Checking chemotherapy prescriptions for potential drug-drug interactions with the patient’s concomitant medications is one of the standard components of medication therapy management in cancer patients.22 In a prospective study involving pharmacists in a cancer centre in Singapore, a process was adopted that included: a comprehensive medication review to identify, resolve and prevent medication-related problems; formulating a medication treatment plan; selecting, initiating, modifying, or administering medication therapy; providing verbal education to enhance patient adherence; and communicating essential information to the patient’s other primary care providers.22 Drug interactions were the most common drug related problem seen in about 30% of patients. This study supports the team approach to managing older cancer patients.

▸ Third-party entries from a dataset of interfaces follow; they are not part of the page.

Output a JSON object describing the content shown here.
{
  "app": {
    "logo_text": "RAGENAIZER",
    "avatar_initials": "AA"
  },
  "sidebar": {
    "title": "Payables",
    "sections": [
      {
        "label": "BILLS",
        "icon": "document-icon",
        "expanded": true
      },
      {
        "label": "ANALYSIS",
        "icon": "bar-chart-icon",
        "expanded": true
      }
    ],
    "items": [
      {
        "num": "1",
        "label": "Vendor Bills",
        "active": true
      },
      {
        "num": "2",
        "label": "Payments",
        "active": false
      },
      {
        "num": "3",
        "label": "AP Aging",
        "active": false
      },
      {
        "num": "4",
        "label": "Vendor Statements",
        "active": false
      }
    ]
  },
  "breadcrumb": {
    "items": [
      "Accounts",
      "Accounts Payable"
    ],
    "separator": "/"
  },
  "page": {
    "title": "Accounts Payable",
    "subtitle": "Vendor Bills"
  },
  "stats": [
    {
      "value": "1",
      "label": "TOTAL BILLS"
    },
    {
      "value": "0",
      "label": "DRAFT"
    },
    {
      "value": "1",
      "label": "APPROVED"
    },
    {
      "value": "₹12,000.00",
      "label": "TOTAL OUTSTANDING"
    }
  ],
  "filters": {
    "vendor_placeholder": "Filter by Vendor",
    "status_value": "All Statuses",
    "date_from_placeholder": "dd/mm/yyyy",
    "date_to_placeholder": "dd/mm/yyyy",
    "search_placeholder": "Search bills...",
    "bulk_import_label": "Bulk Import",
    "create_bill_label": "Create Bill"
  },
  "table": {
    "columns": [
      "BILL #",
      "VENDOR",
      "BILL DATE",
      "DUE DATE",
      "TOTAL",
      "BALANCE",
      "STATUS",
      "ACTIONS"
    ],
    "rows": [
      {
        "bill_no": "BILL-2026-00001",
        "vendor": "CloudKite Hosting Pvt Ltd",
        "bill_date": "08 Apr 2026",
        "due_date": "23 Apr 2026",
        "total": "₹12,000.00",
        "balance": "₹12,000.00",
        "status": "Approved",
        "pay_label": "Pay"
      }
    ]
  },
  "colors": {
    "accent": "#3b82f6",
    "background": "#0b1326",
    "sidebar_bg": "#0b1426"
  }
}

Step 4: De-prescribing
Medications identified by the methods described above as being unnecessary, inappropriate, or potentially harmful can be considered for discontinuation or so called ‘de-prescribing’.23 While this may take place on an informal basis between oncologists and their older cancer patients in Australia, there do not appear to be any specifically cancer-related publications to assist the oncologist or the cancer team with this process. Taking established methods from the geriatric patient setting, such steps will most likely include assessing the patient including their frailty and life expectancy, determining and discussing goals with the patient and/or carer and then reviewing, assessing and optimising medications, as outlined in step 2 above.23 At this stage, the discussion about ceasing unneeded medications can begin in a structured way, in collaboration with the patient, their family or carer as appropriate, and GP.2,23
Polypharmacy is a growing concern for clinicians involved in managing older cancer patients. Not all of the medications an older cancer patient is taking need to be ceased before starting chemotherapy, as many are appropriately prescribed to manage their co-morbid conditions. However, it is important that the treating team is aware of every medication the patient is taking to ensure safe application of the selected chemotherapy without harm resulting from adverse effects or drug interactions. Ideally, a medication therapy management service should be available to all our older cancer patients to facilitate the process. The systematic application of the four step approach is recommended for adoption by multidisciplinary cancer care teams to minimise the adverse effects of polypharmacy in older cancer patients.2